• _PROBLEM TO WORK ON_
Copy each line of the listing where the word "Empresa" can be found.

Start of Block

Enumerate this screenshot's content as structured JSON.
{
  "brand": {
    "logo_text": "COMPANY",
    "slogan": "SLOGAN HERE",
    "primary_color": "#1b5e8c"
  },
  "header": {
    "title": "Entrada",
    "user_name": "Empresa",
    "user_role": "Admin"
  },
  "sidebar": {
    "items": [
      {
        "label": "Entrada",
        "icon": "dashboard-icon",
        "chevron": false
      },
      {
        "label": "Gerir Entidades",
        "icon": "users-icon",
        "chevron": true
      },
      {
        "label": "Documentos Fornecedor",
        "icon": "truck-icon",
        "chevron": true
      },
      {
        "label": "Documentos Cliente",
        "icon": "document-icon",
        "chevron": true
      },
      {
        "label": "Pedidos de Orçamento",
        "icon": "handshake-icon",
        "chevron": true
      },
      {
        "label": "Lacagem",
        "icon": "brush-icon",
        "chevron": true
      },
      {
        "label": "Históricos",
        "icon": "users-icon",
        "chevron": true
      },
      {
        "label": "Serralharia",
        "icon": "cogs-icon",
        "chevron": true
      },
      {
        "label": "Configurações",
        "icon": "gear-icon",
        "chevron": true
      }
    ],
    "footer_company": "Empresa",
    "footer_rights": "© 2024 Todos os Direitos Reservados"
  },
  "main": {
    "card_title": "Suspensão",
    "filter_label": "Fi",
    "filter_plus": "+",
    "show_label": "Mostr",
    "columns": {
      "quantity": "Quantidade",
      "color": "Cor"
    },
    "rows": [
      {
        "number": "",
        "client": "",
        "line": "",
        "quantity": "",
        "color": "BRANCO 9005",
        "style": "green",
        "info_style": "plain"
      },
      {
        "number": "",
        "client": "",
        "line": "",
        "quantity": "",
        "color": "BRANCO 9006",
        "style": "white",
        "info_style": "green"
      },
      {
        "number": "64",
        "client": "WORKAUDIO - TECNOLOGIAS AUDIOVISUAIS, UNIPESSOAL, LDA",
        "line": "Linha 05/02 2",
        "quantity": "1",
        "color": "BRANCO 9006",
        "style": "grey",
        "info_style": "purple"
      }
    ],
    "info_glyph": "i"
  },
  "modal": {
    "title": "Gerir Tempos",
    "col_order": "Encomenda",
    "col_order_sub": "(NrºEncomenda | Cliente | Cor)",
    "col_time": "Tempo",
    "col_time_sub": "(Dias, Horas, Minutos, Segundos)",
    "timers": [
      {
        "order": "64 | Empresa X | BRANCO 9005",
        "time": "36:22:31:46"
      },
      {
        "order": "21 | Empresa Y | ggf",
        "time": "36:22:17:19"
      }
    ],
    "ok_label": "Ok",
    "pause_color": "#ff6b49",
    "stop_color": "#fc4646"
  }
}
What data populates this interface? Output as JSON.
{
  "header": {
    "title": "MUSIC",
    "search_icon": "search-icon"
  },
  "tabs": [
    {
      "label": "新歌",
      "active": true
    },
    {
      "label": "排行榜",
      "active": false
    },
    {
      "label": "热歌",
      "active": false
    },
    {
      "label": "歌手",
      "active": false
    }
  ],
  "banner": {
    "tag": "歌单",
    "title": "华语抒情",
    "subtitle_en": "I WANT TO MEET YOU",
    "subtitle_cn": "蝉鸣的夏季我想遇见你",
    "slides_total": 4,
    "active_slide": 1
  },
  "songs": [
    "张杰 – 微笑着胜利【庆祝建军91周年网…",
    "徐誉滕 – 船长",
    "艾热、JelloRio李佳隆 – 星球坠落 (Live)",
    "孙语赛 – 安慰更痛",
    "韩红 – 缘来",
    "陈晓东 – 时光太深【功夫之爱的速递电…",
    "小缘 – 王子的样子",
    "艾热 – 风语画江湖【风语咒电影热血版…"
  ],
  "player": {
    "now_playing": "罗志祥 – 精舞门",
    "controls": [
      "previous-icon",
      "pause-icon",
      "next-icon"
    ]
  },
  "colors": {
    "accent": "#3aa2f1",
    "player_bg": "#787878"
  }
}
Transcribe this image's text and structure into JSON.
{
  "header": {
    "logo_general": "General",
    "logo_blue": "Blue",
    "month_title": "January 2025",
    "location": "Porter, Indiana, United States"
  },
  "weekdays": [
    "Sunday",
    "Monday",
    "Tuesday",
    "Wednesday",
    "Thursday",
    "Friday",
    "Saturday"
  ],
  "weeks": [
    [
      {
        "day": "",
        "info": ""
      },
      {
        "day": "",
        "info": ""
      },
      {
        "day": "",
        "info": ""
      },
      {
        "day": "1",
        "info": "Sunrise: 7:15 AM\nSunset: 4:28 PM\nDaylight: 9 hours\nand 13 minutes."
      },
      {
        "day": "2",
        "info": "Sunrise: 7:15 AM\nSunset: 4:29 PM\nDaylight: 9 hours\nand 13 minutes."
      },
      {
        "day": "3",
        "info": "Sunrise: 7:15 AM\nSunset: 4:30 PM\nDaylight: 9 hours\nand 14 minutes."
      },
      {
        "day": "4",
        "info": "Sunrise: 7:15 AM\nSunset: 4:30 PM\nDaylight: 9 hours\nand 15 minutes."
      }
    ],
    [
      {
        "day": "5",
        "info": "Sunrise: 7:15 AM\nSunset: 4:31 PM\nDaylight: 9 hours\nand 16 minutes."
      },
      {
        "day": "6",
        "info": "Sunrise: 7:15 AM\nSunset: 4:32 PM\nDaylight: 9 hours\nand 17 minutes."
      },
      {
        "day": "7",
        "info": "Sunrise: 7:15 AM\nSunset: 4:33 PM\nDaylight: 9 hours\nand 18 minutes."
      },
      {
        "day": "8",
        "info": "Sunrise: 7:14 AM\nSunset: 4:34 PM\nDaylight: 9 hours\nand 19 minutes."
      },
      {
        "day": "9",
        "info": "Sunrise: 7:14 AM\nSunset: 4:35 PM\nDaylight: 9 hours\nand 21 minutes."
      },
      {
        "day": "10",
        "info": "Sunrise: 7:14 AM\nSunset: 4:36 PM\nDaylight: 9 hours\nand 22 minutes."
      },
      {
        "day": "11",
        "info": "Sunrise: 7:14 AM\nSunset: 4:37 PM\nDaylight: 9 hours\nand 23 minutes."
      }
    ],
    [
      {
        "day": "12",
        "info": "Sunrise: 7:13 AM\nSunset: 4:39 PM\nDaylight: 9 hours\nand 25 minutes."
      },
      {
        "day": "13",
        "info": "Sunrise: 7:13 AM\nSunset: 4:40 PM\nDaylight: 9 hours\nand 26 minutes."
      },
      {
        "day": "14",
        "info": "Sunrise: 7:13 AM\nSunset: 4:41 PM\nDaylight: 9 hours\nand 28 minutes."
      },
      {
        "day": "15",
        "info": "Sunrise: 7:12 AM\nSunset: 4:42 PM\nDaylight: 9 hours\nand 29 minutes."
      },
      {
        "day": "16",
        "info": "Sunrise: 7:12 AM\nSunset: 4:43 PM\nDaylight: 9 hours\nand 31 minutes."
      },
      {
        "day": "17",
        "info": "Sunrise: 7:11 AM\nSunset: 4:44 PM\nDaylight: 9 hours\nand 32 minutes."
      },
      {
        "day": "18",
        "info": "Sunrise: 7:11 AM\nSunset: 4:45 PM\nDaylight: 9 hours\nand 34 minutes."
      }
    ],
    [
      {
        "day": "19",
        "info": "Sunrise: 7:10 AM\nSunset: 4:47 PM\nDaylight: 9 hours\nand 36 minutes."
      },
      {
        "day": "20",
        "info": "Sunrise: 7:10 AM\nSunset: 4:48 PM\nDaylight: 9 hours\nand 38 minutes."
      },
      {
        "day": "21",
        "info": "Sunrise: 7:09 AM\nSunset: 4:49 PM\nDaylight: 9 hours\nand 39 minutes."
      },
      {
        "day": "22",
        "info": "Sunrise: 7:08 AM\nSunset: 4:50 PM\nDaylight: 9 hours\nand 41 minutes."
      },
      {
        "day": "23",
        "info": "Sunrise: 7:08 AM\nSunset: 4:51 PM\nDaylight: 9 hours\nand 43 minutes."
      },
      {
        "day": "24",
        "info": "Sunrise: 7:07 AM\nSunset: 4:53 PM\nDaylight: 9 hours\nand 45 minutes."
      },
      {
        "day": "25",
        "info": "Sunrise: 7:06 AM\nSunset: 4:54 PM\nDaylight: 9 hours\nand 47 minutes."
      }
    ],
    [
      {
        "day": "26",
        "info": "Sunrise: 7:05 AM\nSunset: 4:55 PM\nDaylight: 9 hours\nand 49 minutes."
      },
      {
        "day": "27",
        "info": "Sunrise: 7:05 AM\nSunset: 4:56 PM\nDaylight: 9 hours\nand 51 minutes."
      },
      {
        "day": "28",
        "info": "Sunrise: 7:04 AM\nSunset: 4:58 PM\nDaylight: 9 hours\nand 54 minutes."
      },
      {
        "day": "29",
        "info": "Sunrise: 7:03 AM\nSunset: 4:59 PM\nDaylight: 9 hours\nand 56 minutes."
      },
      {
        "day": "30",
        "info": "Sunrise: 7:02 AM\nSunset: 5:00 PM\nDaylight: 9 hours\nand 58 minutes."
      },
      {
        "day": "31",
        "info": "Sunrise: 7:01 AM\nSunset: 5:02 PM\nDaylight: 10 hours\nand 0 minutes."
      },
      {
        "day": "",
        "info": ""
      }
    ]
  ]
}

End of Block

• _EXPECTED ANSWER_
    "user_name": "Empresa",
    "footer_company": "Empresa",
        "order": "64 | Empresa X | BRANCO 9005",
        "order": "21 | Empresa Y | ggf",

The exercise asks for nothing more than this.